In July 2016 The David Suzuki Foundation, Ecojustice, Friends of the Earth, and the Ontario Nature and Wilderness Committee collectively filed an application requesting that the Federal Court declare that Canada’s Pest Management Regulatory Agency’s (“PMRA”) practice of registering neonicotinoid pesticides for use in Canada without being provided the supporting scientific information is unlawful.
The environmental groups argue that PMRA’s course of conduct in initially registering and then subsequently renewing the registrations of the neonicotinoid pesticides without sufficient information and justification determining whether or not the environmental risks are acceptable represents an unlawful practice. The case also challenges the PMRA’s failure to consult the public as required by the Pest Control Products Act.
The environmental groups claim that in approximately 79 cases, PMRA requested more information and field studies on the neonicotinoids and then proceeded, absent the information requested, to grant the conditional registrations. The conditional registrations were then repeatedly renewed despite the PMRA still not being provided the information requested.
On April 11, 2018 the Federal Court confirmed that the lawsuit launched by the environmental groups can proceed to a full hearing notwithstanding the repeated attempts by the federal government and manufacturing companies to have the case dismissed.
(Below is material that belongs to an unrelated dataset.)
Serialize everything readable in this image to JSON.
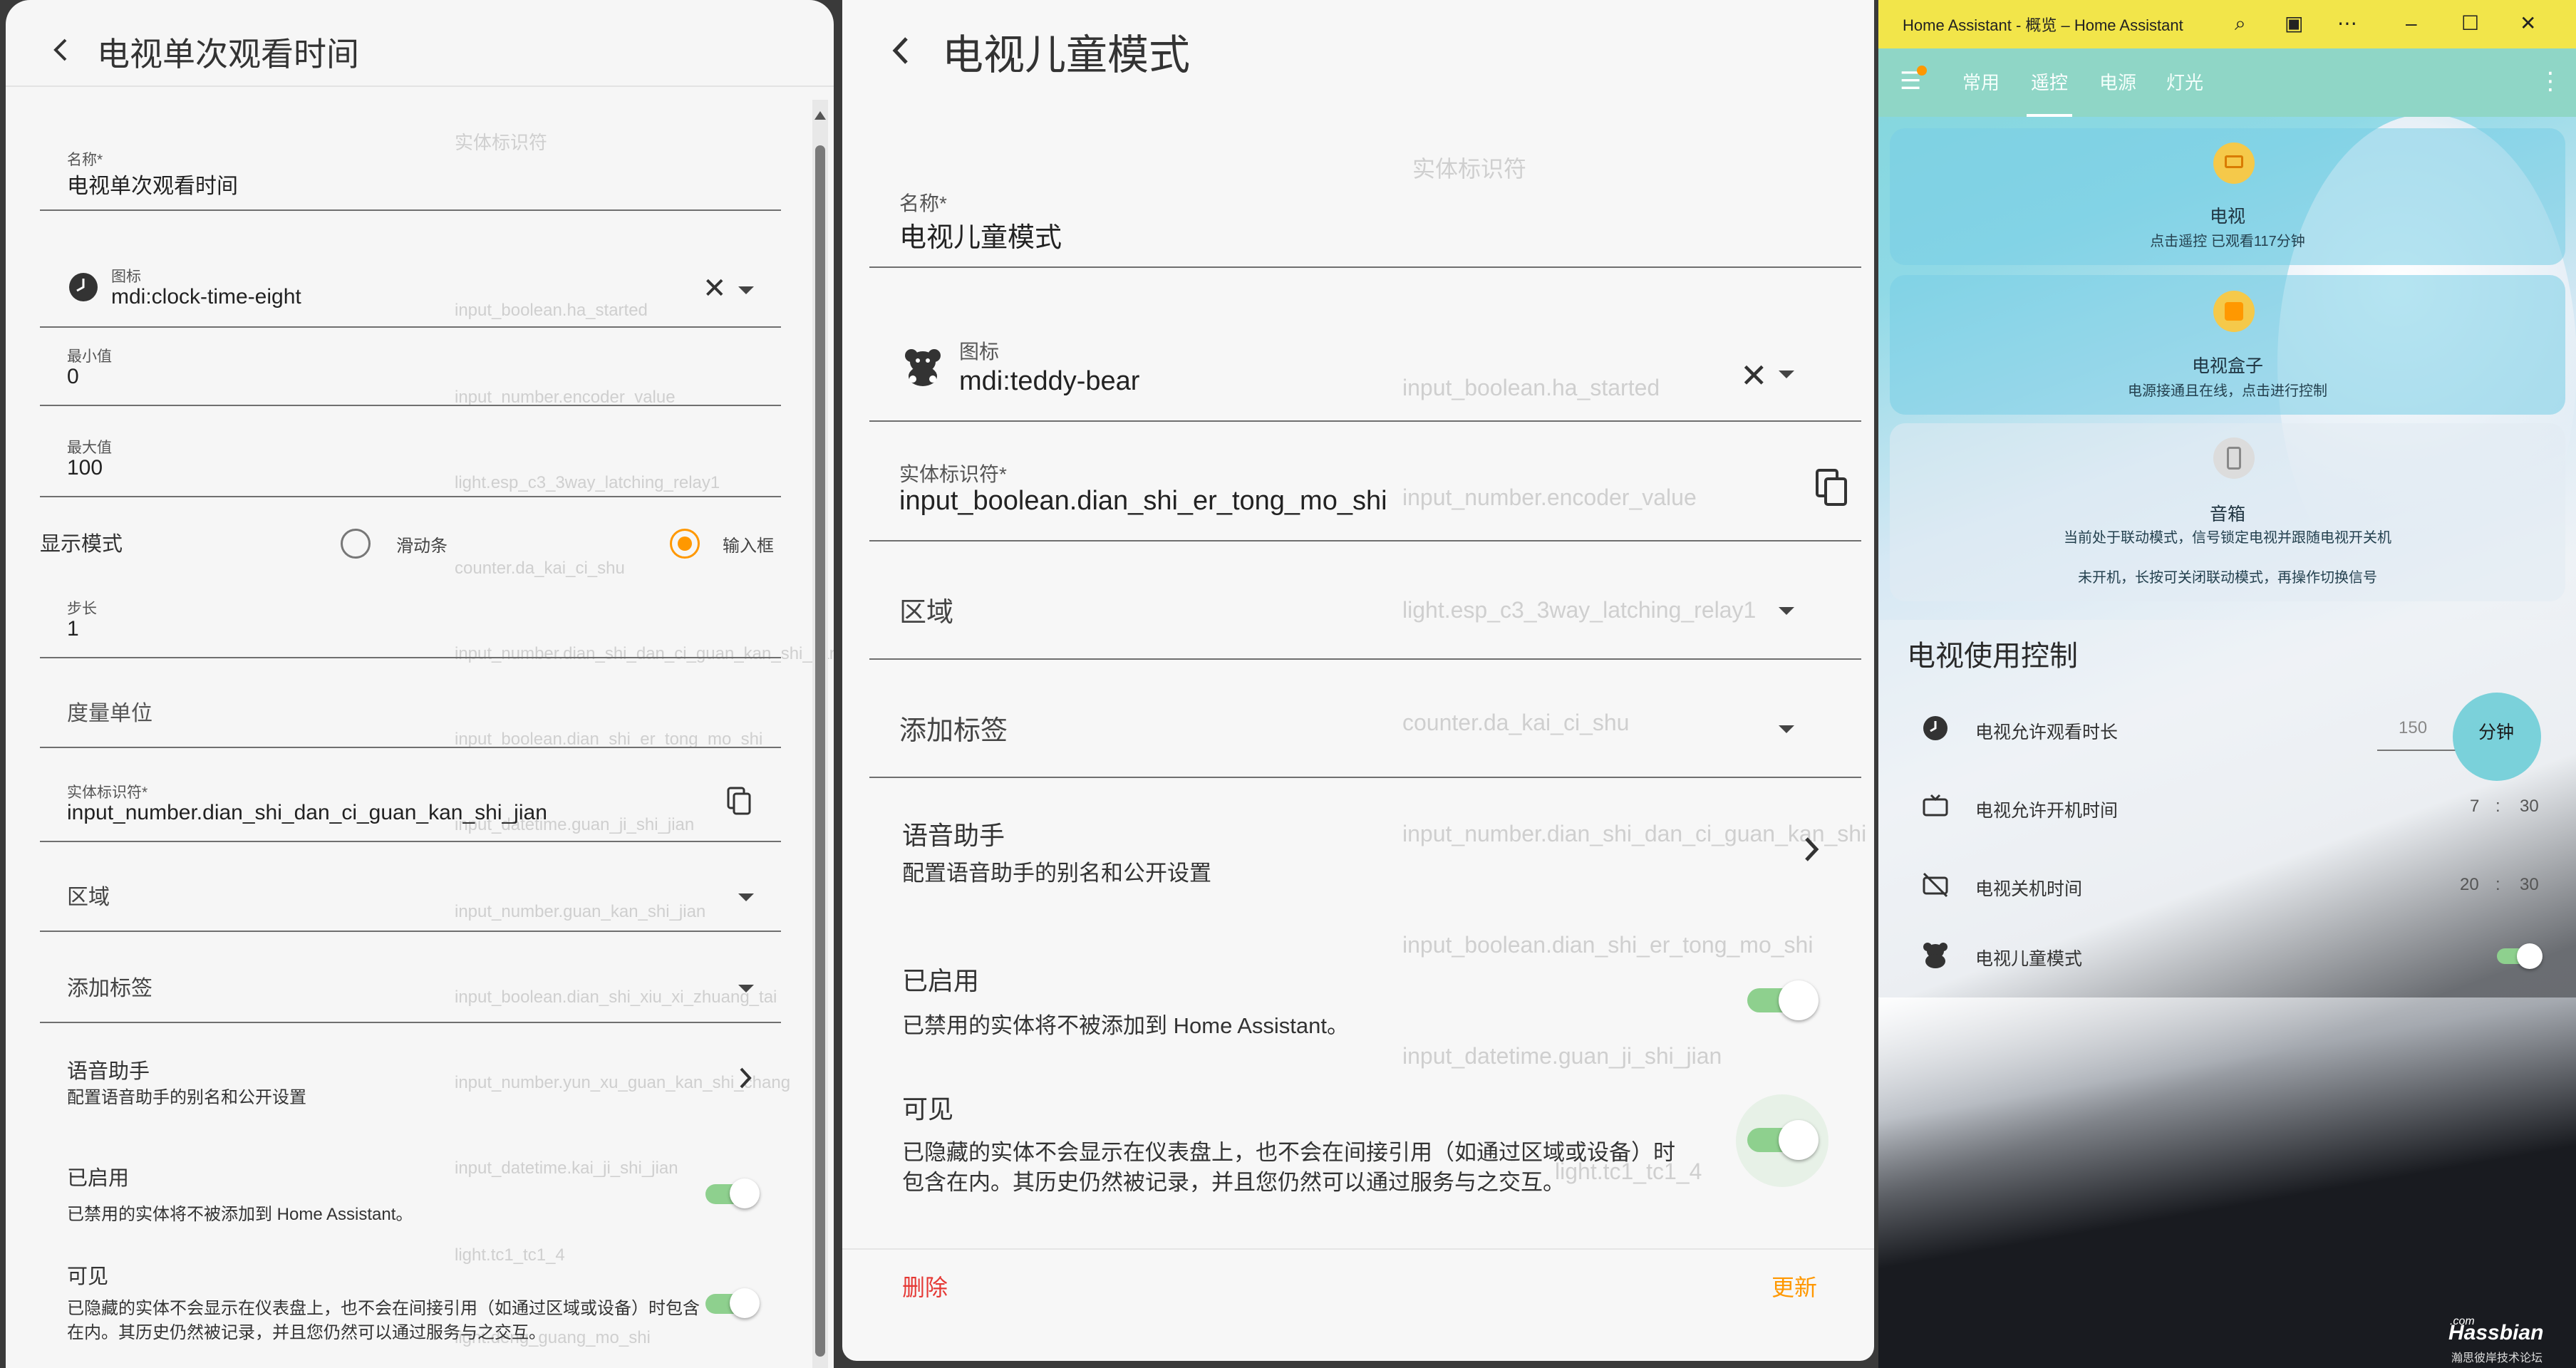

Justice Catherine Kane of the Federal Court upheld an earlier decision of the Federal Court allowing the case brought by the environmental groups to proceed.
The continued use of neonicotinoids is an international issue. Earlier this year the European Union brought forward compelling information seeking a total ban on neonicotinoid bee-harming pesticides.
Upon review of the information provided, on April 27, 2018 the European Union (“EU”) voted to ban the use of neonicotinoid pesticides on outdoor crops. A report released by the European Food Safety Authority (“EFSA”) concluded that “most uses of neonicotinoid pesticides represent a risk to wild bees and honeybees.” The EU regulations ban the use of imidacloprid, clothianidin and thiamethoxam on outdoor crops in EU member states. However, the indoor use of the neonicotinoids, in greenhouses, was not found to have the same harmful effects on honeybees and wild bees and as result indoor use was not subject to the restriction.
The Environment Secretary for the UK, Michael Gove, expressed support for the ban after reversing the government’s previous position on neonicotinoids stating “we cannot afford to put our pollinator populations at risk.”
The Vermont State Senate, in April 2018, voted 29-0 to ban the use of neonicotinoid pesticides. “Bees and other pollinators are responsible for one in every three bits of food we eat and their decline poses a serious threat to our food supply, environment and agricultural economy in Vermont,” stated Molly Anderson, Professor of Food Studies, Middlebury College.
Earlier this year on February 20, 2018, the Québec Superior Court granted an application on behalf of the beekeepers of Québec for authorization to proceed with a class action against the pesticide manufacturers for damages suffered by the beekeepers as a result of the harm caused by the use of the neonicotinoids. The authorization has been appealed by the chemical manufacturers and the appeal is scheduled to be heard in June 2018.